A buyer should ask a few questions to determine which home inspector will be best for them. Is the inspector licensed with the state? How long have they been inspecting homes? Do they have other experience in the Outer Banks residential building industry? Do they have electrical, mechanical or general contractors’ licenses? What is the cost for a complete inspection of the home you are purchasing? What does the inspection include? Can they provide you with their contract and/or a blank sample report?Back to top
A home inspection can vary in cost depending upon the size of the house and the home inspector’s rate. For the smallest houses, a home inspection might cost as little as $300. For a very large home an inspection could cost up to $1,000.Back to top
It is industry standard and accepted by the state Home Inspector Licensure Board that an inspector will only inspect a representative number of each item in a house. For example, in a typical room an inspector only has to inspect a representative number of electrical outlets and windows. A representative number is usually one of each per room.Back to top

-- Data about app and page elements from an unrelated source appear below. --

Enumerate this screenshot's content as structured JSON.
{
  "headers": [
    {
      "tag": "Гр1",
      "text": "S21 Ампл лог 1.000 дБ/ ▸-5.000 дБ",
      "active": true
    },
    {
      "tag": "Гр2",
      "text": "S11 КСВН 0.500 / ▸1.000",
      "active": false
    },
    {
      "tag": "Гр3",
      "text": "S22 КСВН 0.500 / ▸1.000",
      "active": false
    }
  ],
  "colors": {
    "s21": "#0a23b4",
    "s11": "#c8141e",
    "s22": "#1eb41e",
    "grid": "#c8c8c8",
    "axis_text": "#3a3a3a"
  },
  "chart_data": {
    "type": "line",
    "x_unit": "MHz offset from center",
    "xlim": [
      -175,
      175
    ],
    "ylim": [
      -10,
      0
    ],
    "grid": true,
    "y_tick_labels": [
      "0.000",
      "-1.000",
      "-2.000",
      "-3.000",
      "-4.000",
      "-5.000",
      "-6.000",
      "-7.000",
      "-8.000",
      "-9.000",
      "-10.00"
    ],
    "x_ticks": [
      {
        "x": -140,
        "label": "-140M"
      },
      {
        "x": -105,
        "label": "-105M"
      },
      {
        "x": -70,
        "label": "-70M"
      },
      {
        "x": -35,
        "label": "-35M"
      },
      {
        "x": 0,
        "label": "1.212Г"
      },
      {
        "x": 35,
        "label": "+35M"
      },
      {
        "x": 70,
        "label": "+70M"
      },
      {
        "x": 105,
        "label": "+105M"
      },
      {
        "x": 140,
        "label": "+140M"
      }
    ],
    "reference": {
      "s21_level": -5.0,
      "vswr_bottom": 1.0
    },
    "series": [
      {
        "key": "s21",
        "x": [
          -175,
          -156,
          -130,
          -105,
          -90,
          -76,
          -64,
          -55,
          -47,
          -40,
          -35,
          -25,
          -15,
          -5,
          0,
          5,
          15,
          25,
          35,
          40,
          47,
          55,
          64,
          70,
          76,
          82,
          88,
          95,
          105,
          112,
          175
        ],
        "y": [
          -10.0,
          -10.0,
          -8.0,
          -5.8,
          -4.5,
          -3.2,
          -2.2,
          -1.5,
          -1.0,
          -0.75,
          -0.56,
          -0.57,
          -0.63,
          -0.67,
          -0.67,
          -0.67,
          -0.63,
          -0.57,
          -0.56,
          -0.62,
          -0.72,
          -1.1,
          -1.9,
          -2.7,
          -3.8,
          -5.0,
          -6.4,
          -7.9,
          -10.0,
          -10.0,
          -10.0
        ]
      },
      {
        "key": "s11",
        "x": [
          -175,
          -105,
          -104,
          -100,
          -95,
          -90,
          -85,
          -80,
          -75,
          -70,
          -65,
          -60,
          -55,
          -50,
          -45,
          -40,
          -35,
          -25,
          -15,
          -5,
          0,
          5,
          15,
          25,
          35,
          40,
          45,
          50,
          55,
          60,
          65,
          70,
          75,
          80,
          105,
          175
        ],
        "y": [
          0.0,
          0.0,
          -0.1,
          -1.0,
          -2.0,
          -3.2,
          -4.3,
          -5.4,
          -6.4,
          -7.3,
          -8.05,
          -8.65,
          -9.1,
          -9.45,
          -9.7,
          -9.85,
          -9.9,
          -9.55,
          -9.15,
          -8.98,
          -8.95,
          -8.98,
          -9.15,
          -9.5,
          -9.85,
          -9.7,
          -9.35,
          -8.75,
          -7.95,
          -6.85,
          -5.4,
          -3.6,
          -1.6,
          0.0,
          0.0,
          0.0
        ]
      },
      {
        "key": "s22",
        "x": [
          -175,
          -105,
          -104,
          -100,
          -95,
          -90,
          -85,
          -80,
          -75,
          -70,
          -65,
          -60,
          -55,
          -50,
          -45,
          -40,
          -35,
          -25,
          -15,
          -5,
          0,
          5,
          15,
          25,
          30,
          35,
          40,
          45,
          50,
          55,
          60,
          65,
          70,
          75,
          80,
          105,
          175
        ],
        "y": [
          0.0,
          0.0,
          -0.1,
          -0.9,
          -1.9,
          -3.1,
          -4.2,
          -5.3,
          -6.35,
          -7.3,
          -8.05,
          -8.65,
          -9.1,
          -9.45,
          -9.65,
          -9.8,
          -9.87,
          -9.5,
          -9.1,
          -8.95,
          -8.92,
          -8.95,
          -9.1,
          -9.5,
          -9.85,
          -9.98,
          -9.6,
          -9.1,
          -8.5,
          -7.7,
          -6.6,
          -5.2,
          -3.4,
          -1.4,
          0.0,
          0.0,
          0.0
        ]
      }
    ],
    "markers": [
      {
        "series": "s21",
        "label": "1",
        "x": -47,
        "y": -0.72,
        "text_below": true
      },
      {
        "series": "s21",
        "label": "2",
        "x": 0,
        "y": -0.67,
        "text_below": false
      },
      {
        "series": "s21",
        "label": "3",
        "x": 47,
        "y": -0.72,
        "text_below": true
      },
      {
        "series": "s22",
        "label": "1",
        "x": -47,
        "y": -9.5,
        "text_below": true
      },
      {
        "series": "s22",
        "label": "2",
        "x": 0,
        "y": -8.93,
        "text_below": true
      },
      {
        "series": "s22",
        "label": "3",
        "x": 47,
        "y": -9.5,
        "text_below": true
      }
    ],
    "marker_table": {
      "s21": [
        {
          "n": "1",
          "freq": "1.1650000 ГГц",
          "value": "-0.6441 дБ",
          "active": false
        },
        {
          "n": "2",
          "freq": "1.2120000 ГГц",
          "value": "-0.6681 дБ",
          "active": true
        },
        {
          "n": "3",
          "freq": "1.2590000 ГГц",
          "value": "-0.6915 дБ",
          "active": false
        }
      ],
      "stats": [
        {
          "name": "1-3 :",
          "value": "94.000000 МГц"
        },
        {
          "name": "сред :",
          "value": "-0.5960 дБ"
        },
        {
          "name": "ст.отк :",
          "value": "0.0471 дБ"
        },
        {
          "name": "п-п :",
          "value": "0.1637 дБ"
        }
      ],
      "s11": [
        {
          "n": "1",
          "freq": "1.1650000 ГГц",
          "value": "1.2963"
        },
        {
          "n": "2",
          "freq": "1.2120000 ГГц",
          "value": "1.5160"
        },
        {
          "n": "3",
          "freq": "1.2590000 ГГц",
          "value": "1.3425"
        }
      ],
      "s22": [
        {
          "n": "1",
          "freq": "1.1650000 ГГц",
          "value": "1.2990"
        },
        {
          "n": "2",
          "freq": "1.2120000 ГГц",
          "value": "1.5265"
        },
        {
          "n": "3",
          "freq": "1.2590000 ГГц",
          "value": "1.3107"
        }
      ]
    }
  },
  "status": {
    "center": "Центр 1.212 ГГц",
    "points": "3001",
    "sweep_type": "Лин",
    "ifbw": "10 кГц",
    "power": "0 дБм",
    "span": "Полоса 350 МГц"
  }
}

Your Realtor should be able to answer many questions for you but If you want to talk to someone without any interest in the process then you should contact the North Carolina Home Inspector Licensure Board, 410 North Boylan Avenue, Raleigh, NC 27603, Phone 919/715-0991Back to top